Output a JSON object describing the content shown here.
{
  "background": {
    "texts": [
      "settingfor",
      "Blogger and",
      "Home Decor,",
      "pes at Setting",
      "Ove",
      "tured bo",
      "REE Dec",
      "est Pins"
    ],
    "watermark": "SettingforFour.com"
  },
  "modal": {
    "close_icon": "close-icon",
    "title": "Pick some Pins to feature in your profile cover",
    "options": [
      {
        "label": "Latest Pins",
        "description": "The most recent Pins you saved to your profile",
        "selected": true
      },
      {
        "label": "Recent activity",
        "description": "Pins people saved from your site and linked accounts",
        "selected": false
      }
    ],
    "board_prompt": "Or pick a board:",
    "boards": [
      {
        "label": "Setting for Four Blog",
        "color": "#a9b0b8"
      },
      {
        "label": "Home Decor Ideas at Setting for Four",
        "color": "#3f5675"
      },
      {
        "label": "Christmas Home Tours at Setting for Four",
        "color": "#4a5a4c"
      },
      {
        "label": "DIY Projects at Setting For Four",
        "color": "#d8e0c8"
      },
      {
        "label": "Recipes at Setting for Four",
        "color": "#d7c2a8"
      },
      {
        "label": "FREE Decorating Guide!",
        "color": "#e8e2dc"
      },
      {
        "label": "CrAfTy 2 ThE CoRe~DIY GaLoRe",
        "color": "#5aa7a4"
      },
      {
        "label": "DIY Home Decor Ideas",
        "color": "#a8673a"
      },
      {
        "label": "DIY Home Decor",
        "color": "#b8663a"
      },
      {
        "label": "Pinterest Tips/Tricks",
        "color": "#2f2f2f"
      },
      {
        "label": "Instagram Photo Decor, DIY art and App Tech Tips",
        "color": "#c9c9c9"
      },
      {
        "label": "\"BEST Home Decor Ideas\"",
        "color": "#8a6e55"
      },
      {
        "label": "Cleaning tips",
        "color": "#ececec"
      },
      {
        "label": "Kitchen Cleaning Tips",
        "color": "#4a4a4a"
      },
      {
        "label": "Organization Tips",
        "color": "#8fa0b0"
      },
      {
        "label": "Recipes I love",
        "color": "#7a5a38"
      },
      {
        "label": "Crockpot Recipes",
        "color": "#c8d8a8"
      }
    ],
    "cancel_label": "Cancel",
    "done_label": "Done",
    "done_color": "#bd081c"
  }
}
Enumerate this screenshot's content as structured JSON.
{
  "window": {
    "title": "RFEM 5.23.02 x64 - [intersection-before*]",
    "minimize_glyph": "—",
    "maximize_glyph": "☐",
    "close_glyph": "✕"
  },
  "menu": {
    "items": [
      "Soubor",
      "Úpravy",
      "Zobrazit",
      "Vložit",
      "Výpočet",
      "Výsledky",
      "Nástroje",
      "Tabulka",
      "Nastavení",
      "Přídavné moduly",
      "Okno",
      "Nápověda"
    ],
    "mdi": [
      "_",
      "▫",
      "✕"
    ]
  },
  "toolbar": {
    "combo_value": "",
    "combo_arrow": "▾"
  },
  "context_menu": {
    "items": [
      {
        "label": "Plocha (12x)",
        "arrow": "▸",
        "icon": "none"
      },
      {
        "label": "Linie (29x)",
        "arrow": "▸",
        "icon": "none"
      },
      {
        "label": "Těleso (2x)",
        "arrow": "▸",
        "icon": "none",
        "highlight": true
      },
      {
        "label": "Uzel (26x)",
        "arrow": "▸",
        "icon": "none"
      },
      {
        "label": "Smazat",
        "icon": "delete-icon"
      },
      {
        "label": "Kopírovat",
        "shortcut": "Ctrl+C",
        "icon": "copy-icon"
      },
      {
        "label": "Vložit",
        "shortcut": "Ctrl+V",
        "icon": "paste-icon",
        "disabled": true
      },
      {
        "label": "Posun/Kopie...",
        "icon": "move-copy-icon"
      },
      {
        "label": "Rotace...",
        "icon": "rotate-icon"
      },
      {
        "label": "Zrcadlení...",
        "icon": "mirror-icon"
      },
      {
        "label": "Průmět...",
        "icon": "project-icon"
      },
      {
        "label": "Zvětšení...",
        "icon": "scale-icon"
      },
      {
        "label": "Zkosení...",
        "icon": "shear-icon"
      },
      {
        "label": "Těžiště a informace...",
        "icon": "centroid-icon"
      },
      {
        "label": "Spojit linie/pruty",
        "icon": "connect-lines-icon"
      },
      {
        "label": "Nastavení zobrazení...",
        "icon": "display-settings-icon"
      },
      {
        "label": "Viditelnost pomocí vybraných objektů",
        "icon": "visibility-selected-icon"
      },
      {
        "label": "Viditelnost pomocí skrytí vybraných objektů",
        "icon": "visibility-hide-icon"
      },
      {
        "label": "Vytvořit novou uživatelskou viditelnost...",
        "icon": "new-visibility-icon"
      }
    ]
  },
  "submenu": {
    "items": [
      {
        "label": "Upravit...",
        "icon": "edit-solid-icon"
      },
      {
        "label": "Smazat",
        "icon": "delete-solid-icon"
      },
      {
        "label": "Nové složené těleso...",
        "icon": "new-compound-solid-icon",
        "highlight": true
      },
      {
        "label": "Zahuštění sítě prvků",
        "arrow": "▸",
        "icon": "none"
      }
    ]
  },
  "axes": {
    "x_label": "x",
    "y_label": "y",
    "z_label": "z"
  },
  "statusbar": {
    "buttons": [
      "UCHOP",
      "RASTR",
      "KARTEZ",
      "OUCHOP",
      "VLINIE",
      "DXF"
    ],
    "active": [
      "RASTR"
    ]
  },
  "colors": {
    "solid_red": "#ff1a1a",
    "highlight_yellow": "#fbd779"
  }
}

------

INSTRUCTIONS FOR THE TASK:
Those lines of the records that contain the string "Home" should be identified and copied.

RESPONSE BOX:
      "Home Decor,",
        "label": "Home Decor Ideas at Setting for Four",
        "label": "Christmas Home Tours at Setting for Four",
        "label": "DIY Home Decor Ideas",
        "label": "DIY Home Decor",
        "label": "\"BEST Home Decor Ideas\"",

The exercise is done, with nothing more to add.